How Long Does Perimenopause Last?
When you are in the thick of perimenopause, there is no doubt; it can feel like it’s going to last forever. Depending on the severity of the symptoms, you might even question whether you’re going to come out sane on the other side.
Mood swings, panic attacks, heart palpitations, erratic menstrual cycles, irritability, rage and depression, are all symptoms of perimenopause which can not only make women feel as if they are literally going crazy, but can cause no end of despair if they can’t see the light at the end of the tunnel.
Thankfully, perimenopause does eventually end, and normalcy returns when actual menopause is reached. However, like the actual experience of perimenopause itself, how long the entire process takes is highly individual.
Some women seem to glide through perimenopause in a couple of short years, hardly noticing the bumps along the way. Others, myself included, struggle through years of difficult symptoms with varying degrees of intensity before they finally reach menopause.
Your Experience is Normal
One of the problems with measuring health experiences against statistics and averages, is that if our experience does not fall within what might be called the “average or normal range” we assume that our experience is not normal, when this is just not the case.
For example: statistically, the average length of time that women are in perimenopause is said to be about four years. However, perimenopause can actually last as long as 12 to 15 years for some women, and as little as 2 to 3 years for others. All experiences on either side of the average and all points in between are normal.
I am one of those women who experienced perimenopause over a time period of close to 15 years. I was 41 years old when the first noticeable symptoms began. But I did not reach actual menopause until the age of 55. However, it is important to point out, that the severity and intensity of my symptoms did not last 15 years.
There was an approximate period of 4 to 5 years where my symptoms were very intense and difficult to manage. But, even within that time frame, there was an ebb and flow. Meaning, that if you measured the intensity of my symptoms on a scale of 1 to 10, they weren’t always a 10 or a 1, and they often fell at various places in between as well.
Perimenopause is a spectrum experience. For each individual woman there are various degrees of intensity with the symptoms, and how long they last. Whatever your experience is, that experience is normal. The important thing to remember is that perimenopause is a normal life cycle for every woman which eventually culminates in actual menopause.
While it may sometimes feel like a “forever” experience, you can rest assured that it is not. There really is light at the end of the tunnel. Once you reach menopause, the wild and crazy ride of hormone imbalance will cease. Until then keep your seat belt buckled and hang on!

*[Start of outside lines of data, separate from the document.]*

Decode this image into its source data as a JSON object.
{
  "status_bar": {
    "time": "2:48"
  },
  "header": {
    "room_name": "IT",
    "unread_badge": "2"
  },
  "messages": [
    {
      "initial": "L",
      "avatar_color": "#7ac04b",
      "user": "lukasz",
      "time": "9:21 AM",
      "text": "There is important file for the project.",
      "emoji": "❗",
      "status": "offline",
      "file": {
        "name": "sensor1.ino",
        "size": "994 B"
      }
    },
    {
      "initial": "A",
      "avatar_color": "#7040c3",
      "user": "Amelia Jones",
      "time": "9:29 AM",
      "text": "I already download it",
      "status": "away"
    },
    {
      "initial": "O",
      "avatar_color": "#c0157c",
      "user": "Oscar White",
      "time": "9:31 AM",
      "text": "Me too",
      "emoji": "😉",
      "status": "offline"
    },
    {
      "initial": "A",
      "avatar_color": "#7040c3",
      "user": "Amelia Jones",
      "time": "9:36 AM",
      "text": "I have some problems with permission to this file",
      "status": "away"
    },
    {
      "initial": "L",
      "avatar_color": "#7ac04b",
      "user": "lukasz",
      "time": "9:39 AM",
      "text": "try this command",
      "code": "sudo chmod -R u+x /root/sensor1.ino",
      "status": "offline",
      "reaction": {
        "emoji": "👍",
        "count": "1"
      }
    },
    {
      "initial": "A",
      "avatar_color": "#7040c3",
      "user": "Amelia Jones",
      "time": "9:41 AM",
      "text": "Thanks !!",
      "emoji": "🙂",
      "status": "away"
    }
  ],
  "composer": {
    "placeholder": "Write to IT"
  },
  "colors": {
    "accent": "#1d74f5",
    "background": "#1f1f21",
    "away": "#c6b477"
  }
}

Magnolia Miller is a certified healthcare consumer advocate in women’s health and a women’s freelance health writer and blogger at The Perimenopause Blog.